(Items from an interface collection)
= Beginning of Section =
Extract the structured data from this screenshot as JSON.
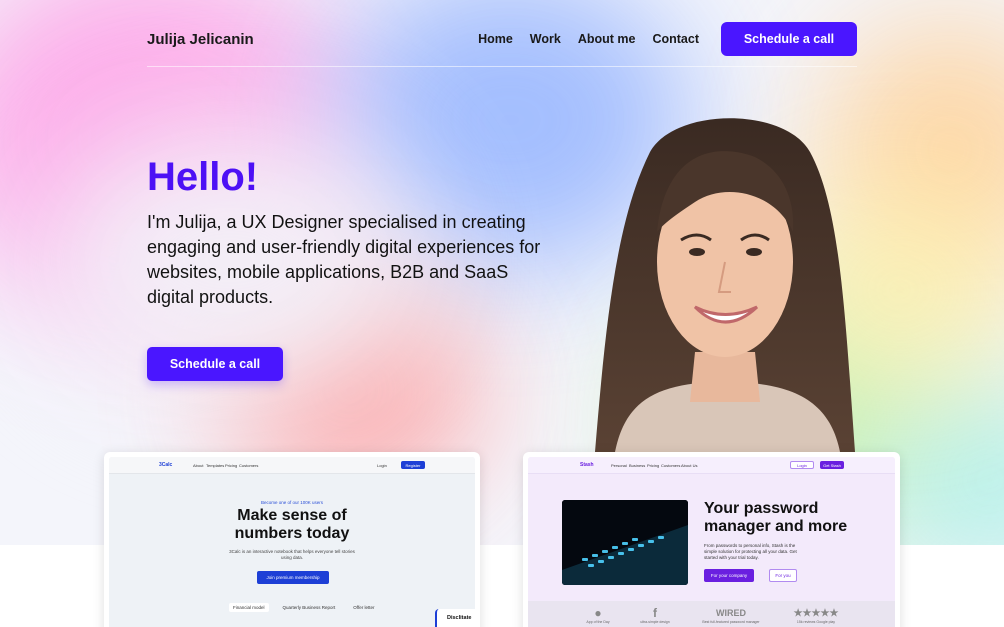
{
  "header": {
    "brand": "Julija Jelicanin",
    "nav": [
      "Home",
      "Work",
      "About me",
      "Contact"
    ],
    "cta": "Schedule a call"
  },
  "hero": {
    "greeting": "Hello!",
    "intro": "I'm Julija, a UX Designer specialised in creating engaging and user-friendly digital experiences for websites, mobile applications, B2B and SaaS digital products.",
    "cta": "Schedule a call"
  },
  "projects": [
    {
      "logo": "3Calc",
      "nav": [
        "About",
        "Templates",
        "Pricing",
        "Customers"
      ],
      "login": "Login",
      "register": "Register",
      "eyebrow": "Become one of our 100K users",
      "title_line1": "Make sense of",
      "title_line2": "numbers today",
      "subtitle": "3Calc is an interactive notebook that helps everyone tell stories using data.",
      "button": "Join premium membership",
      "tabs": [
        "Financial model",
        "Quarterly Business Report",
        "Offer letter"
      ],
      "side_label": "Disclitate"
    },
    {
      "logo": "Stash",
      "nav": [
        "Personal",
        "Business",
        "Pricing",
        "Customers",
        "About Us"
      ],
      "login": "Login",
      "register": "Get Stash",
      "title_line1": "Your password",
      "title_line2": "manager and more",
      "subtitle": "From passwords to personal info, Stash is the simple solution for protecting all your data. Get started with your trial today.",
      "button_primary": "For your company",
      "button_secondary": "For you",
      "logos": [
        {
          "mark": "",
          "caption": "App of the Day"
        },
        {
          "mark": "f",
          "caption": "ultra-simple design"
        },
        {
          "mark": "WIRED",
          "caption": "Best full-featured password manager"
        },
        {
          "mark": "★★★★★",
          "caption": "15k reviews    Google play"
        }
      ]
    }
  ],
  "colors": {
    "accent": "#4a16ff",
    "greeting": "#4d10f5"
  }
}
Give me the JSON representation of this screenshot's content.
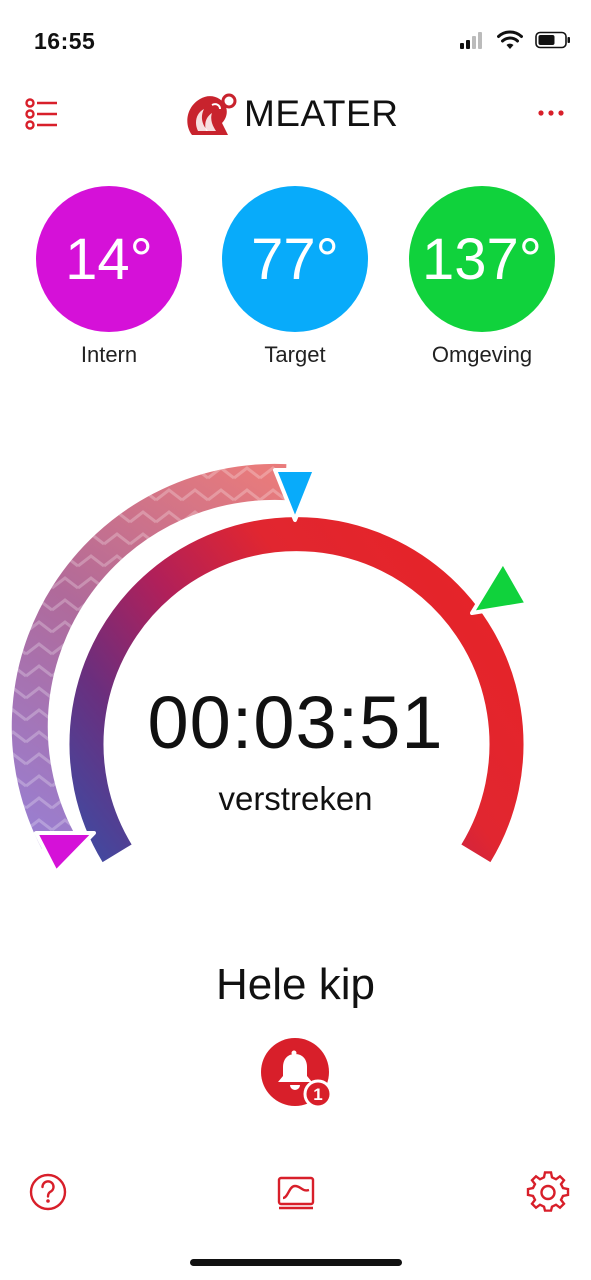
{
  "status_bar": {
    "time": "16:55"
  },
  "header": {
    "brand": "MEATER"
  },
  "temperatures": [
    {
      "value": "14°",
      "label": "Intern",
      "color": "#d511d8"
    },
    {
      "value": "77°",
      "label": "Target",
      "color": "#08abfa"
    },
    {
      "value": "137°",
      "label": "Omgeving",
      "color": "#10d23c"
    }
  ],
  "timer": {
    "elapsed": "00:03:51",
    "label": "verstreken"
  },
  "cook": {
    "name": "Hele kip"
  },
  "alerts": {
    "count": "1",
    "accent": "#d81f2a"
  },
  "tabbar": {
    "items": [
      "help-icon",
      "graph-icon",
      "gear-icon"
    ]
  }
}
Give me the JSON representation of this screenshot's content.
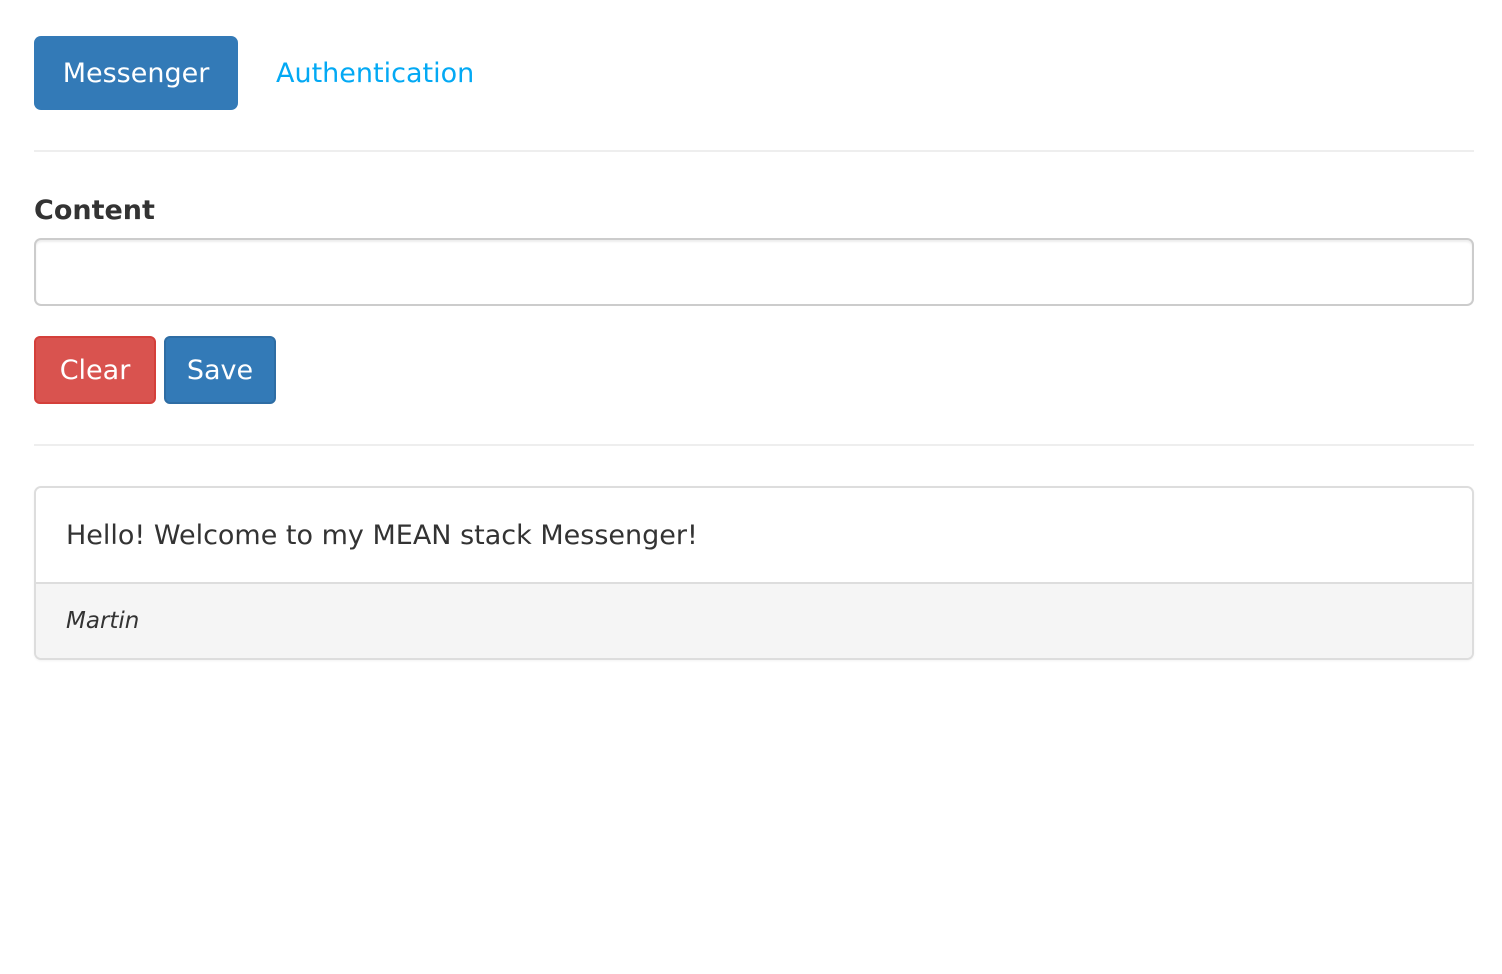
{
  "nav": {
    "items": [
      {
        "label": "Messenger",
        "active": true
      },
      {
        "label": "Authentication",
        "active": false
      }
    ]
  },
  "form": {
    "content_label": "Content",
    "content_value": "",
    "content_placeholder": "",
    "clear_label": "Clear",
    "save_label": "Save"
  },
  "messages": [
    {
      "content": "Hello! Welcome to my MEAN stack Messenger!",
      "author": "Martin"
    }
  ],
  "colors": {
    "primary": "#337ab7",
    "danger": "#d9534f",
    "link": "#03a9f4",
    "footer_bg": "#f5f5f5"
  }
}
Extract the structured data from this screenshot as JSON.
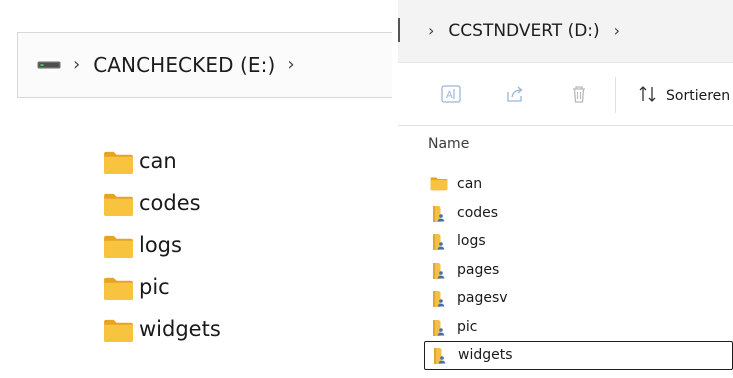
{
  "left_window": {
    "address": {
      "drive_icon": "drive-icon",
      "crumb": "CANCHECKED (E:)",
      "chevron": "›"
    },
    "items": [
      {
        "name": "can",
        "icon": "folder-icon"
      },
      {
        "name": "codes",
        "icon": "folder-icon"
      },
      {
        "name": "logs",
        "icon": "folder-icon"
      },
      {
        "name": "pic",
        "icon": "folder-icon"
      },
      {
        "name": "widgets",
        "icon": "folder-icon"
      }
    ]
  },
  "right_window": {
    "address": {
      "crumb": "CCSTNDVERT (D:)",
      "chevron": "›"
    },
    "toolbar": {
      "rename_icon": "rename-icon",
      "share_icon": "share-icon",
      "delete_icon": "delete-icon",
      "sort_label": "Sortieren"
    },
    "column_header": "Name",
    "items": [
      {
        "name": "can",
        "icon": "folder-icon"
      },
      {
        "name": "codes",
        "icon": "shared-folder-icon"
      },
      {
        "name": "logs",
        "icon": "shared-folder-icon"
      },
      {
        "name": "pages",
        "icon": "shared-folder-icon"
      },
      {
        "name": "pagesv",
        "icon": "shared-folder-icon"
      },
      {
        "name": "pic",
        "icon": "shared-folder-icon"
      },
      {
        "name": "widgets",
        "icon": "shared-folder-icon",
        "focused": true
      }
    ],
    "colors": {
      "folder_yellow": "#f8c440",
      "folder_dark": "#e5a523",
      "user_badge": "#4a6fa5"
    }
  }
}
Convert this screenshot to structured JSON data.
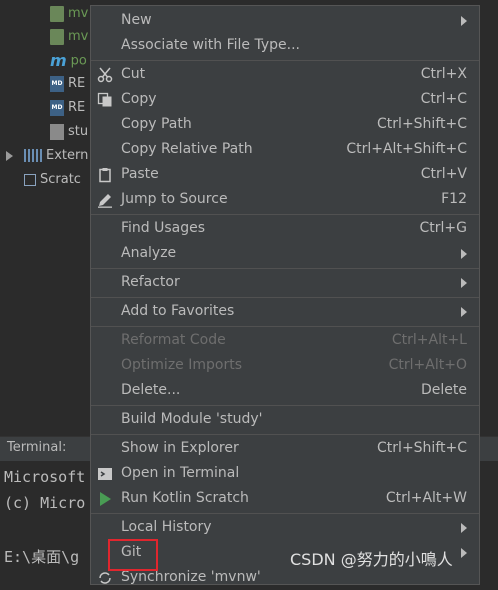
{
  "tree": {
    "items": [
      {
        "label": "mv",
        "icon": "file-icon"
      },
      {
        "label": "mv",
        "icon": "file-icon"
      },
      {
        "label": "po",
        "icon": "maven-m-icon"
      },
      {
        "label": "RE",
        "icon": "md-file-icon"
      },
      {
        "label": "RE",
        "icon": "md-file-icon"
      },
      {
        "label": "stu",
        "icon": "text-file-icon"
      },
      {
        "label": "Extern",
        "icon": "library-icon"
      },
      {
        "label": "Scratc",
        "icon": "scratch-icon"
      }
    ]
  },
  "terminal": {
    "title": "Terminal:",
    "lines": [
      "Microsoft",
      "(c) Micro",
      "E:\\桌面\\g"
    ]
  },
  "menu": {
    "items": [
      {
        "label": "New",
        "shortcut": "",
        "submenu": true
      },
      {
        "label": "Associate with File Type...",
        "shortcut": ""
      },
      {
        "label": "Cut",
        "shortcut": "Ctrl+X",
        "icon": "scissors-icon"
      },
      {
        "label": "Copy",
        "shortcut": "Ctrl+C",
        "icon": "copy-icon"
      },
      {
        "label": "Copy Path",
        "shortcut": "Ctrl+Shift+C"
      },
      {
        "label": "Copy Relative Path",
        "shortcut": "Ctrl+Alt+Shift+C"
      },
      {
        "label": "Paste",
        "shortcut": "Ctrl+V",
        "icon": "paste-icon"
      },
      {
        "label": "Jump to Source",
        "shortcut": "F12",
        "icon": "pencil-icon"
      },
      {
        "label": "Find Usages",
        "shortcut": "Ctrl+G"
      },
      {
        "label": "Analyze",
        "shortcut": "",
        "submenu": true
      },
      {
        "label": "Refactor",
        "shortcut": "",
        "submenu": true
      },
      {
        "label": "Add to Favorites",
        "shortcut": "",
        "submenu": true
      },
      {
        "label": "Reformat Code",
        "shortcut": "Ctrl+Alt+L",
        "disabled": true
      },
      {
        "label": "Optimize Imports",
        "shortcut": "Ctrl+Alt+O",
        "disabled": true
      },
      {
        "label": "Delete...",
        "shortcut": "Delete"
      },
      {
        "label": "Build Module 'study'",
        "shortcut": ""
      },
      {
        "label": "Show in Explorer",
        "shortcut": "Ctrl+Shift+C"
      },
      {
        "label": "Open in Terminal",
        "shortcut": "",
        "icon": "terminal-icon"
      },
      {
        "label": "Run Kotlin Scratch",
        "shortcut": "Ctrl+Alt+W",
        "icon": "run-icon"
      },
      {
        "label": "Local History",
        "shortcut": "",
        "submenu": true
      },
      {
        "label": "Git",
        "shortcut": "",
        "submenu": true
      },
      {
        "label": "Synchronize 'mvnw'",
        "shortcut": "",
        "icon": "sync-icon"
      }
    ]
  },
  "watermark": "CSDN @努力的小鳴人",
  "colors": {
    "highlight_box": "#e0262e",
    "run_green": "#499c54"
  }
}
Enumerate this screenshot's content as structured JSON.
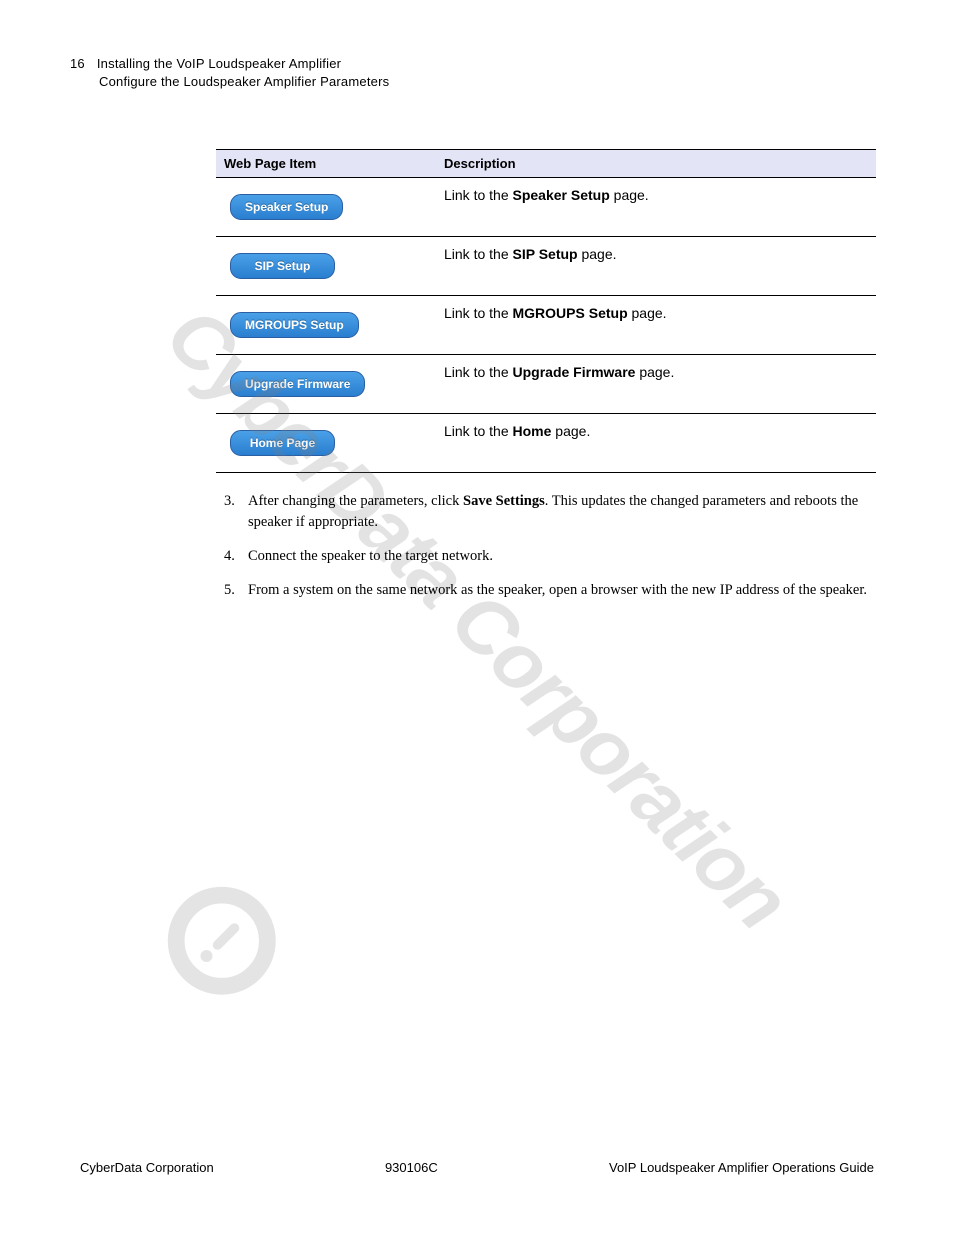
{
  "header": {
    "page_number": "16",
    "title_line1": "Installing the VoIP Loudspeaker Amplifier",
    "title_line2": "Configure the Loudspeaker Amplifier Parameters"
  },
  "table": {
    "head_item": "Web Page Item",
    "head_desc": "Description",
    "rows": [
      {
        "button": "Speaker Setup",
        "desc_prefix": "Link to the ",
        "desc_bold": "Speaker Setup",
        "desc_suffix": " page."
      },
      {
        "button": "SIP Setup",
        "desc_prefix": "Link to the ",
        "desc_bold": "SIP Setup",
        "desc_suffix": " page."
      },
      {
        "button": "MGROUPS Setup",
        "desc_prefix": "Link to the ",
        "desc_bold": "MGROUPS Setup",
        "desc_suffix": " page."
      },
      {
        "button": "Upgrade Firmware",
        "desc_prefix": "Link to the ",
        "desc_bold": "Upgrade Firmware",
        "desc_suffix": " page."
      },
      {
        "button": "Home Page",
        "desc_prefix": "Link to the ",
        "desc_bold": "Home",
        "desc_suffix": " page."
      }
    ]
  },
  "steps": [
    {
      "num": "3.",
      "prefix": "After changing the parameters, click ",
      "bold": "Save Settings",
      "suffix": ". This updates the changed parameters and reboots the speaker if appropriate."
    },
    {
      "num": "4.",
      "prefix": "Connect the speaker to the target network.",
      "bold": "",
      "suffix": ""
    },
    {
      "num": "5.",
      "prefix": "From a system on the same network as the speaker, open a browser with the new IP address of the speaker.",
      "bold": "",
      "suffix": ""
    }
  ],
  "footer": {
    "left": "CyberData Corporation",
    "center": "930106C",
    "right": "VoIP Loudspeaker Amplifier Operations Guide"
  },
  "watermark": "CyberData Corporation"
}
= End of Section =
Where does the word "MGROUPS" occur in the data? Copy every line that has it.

        "button": "MGROUPS Setup",
        "desc_bold": "MGROUPS Setup",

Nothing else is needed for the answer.